Dataset items:
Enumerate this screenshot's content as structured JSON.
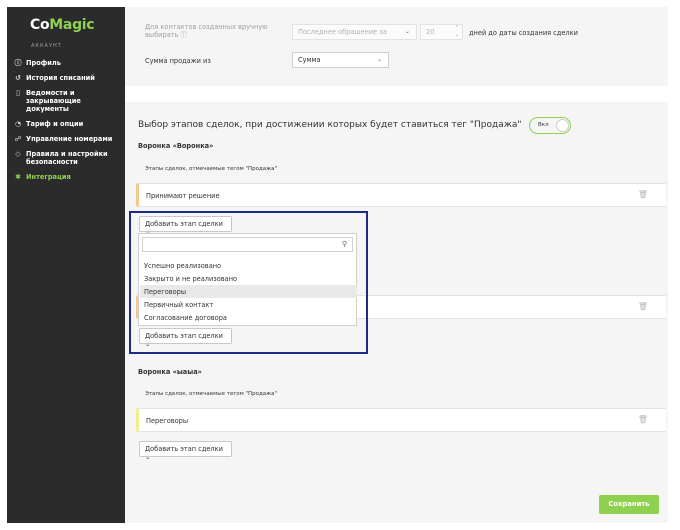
{
  "sidebar": {
    "logo_co": "Co",
    "logo_magic": "Magic",
    "account_label": "АККАУНТ",
    "items": [
      {
        "icon": "ⓘ",
        "label": "Профиль"
      },
      {
        "icon": "↺",
        "label": "История списаний"
      },
      {
        "icon": "▯",
        "label": "Ведомости и закрывающие документы"
      },
      {
        "icon": "◔",
        "label": "Тариф и опции"
      },
      {
        "icon": "☍",
        "label": "Управление номерами"
      },
      {
        "icon": "◇",
        "label": "Правила и настройки безопасности"
      },
      {
        "icon": "✱",
        "label": "Интеграция"
      }
    ]
  },
  "settings": {
    "manual_contacts_label": "Для контактов созданных вручную выбирать ⓘ",
    "last_contact_select": "Последнее обращение за",
    "days_value": "20",
    "days_suffix": "дней до даты создания сделки",
    "sale_sum_label": "Сумма продажи из",
    "sale_sum_select": "Сумма"
  },
  "stages_section": {
    "title": "Выбор этапов сделок, при достижении которых будет ставиться тег \"Продажа\"",
    "toggle_label": "Вкл",
    "stages_caption": "Этапы сделок, отмечаемые тегом \"Продажа\"",
    "add_stage_label": "Добавить этап сделки ⌄",
    "funnels": [
      {
        "title": "Воронка «Воронка»",
        "stages": [
          "Принимают решение"
        ]
      },
      {
        "title": "Воронка «ыаыа»",
        "stages": [
          "Переговоры"
        ]
      }
    ]
  },
  "dropdown": {
    "search_placeholder": "",
    "options": [
      "Успешно реализовано",
      "Закрыто и не реализовано",
      "Переговоры",
      "Первичный контакт",
      "Согласование договора"
    ],
    "highlighted": "Переговоры"
  },
  "footer": {
    "save_label": "Сохранить"
  },
  "colors": {
    "accent": "#8fd14f",
    "sidebar_bg": "#2b2b2b",
    "stage_bar_1": "#f0c98b",
    "stage_bar_2": "#eef18a",
    "focus": "#1e2a8a"
  }
}
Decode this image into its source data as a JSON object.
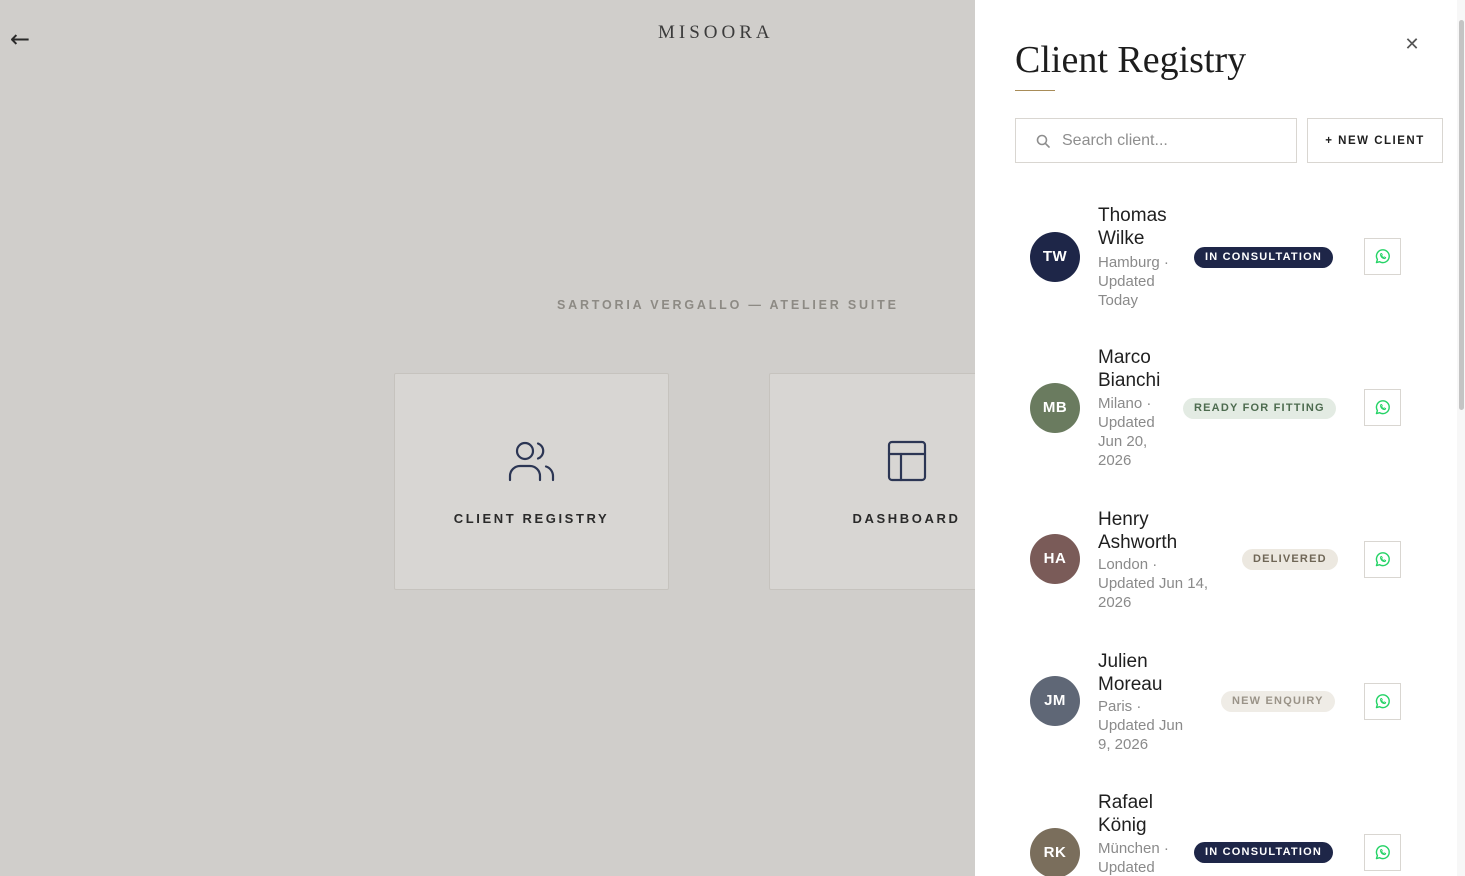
{
  "app": {
    "brand": "MISOORA",
    "back_icon": "arrow-left-icon",
    "suite_label": "SARTORIA VERGALLO — ATELIER SUITE",
    "tiles": [
      {
        "label": "CLIENT REGISTRY",
        "icon": "users-icon"
      },
      {
        "label": "DASHBOARD",
        "icon": "layout-icon"
      }
    ]
  },
  "drawer": {
    "title": "Client Registry",
    "close_icon": "close-icon",
    "search": {
      "placeholder": "Search client...",
      "value": "",
      "icon": "search-icon"
    },
    "new_client_label": "+ NEW CLIENT",
    "clients": [
      {
        "initials": "TW",
        "name_line1": "Thomas",
        "name_line2": "Wilke",
        "meta": [
          "Hamburg ·",
          "Updated",
          "Today"
        ],
        "status": "IN CONSULTATION",
        "avatar_color": "#1e2648",
        "status_style": "navy"
      },
      {
        "initials": "MB",
        "name_line1": "Marco",
        "name_line2": "Bianchi",
        "meta": [
          "Milano ·",
          "Updated",
          "Jun 20,",
          "2026"
        ],
        "status": "READY FOR FITTING",
        "avatar_color": "#6a7b5f",
        "status_style": "green"
      },
      {
        "initials": "HA",
        "name_line1": "Henry",
        "name_line2": "Ashworth",
        "meta": [
          "London ·",
          "Updated Jun 14,",
          "2026"
        ],
        "status": "DELIVERED",
        "avatar_color": "#7a5b58",
        "status_style": "beige"
      },
      {
        "initials": "JM",
        "name_line1": "Julien",
        "name_line2": "Moreau",
        "meta": [
          "Paris ·",
          "Updated Jun",
          "9, 2026"
        ],
        "status": "NEW ENQUIRY",
        "avatar_color": "#5f6776",
        "status_style": "grey"
      },
      {
        "initials": "RK",
        "name_line1": "Rafael",
        "name_line2": "König",
        "meta": [
          "München ·",
          "Updated"
        ],
        "status": "IN CONSULTATION",
        "avatar_color": "#7a6e5c",
        "status_style": "navy"
      }
    ],
    "contact_icon": "whatsapp-icon"
  },
  "colors": {
    "backdrop": "#d0cecb",
    "navy": "#1e2648",
    "accent_gold": "#a88c58",
    "whatsapp": "#25d366"
  }
}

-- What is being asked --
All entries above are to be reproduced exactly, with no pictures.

-- Expected answer --
Enumerate this screenshot's content as structured JSON.
{
  "sidebar": {
    "logo_co": "Co",
    "logo_magic": "Magic",
    "account_label": "АККАУНТ",
    "items": [
      {
        "icon": "ⓘ",
        "label": "Профиль"
      },
      {
        "icon": "↺",
        "label": "История списаний"
      },
      {
        "icon": "▯",
        "label": "Ведомости и закрывающие документы"
      },
      {
        "icon": "◔",
        "label": "Тариф и опции"
      },
      {
        "icon": "☍",
        "label": "Управление номерами"
      },
      {
        "icon": "◇",
        "label": "Правила и настройки безопасности"
      },
      {
        "icon": "✱",
        "label": "Интеграция"
      }
    ]
  },
  "settings": {
    "manual_contacts_label": "Для контактов созданных вручную выбирать ⓘ",
    "last_contact_select": "Последнее обращение за",
    "days_value": "20",
    "days_suffix": "дней до даты создания сделки",
    "sale_sum_label": "Сумма продажи из",
    "sale_sum_select": "Сумма"
  },
  "stages_section": {
    "title": "Выбор этапов сделок, при достижении которых будет ставиться тег \"Продажа\"",
    "toggle_label": "Вкл",
    "stages_caption": "Этапы сделок, отмечаемые тегом \"Продажа\"",
    "add_stage_label": "Добавить этап сделки ⌄",
    "funnels": [
      {
        "title": "Воронка «Воронка»",
        "stages": [
          "Принимают решение"
        ]
      },
      {
        "title": "Воронка «ыаыа»",
        "stages": [
          "Переговоры"
        ]
      }
    ]
  },
  "dropdown": {
    "search_placeholder": "",
    "options": [
      "Успешно реализовано",
      "Закрыто и не реализовано",
      "Переговоры",
      "Первичный контакт",
      "Согласование договора"
    ],
    "highlighted": "Переговоры"
  },
  "footer": {
    "save_label": "Сохранить"
  },
  "colors": {
    "accent": "#8fd14f",
    "sidebar_bg": "#2b2b2b",
    "stage_bar_1": "#f0c98b",
    "stage_bar_2": "#eef18a",
    "focus": "#1e2a8a"
  }
}
Decode this image into its source data as a JSON object.
{
  "app": {
    "brand": "MISOORA",
    "back_icon": "arrow-left-icon",
    "suite_label": "SARTORIA VERGALLO — ATELIER SUITE",
    "tiles": [
      {
        "label": "CLIENT REGISTRY",
        "icon": "users-icon"
      },
      {
        "label": "DASHBOARD",
        "icon": "layout-icon"
      }
    ]
  },
  "drawer": {
    "title": "Client Registry",
    "close_icon": "close-icon",
    "search": {
      "placeholder": "Search client...",
      "value": "",
      "icon": "search-icon"
    },
    "new_client_label": "+ NEW CLIENT",
    "clients": [
      {
        "initials": "TW",
        "name_line1": "Thomas",
        "name_line2": "Wilke",
        "meta": [
          "Hamburg ·",
          "Updated",
          "Today"
        ],
        "status": "IN CONSULTATION",
        "avatar_color": "#1e2648",
        "status_style": "navy"
      },
      {
        "initials": "MB",
        "name_line1": "Marco",
        "name_line2": "Bianchi",
        "meta": [
          "Milano ·",
          "Updated",
          "Jun 20,",
          "2026"
        ],
        "status": "READY FOR FITTING",
        "avatar_color": "#6a7b5f",
        "status_style": "green"
      },
      {
        "initials": "HA",
        "name_line1": "Henry",
        "name_line2": "Ashworth",
        "meta": [
          "London ·",
          "Updated Jun 14,",
          "2026"
        ],
        "status": "DELIVERED",
        "avatar_color": "#7a5b58",
        "status_style": "beige"
      },
      {
        "initials": "JM",
        "name_line1": "Julien",
        "name_line2": "Moreau",
        "meta": [
          "Paris ·",
          "Updated Jun",
          "9, 2026"
        ],
        "status": "NEW ENQUIRY",
        "avatar_color": "#5f6776",
        "status_style": "grey"
      },
      {
        "initials": "RK",
        "name_line1": "Rafael",
        "name_line2": "König",
        "meta": [
          "München ·",
          "Updated"
        ],
        "status": "IN CONSULTATION",
        "avatar_color": "#7a6e5c",
        "status_style": "navy"
      }
    ],
    "contact_icon": "whatsapp-icon"
  },
  "colors": {
    "backdrop": "#d0cecb",
    "navy": "#1e2648",
    "accent_gold": "#a88c58",
    "whatsapp": "#25d366"
  }
}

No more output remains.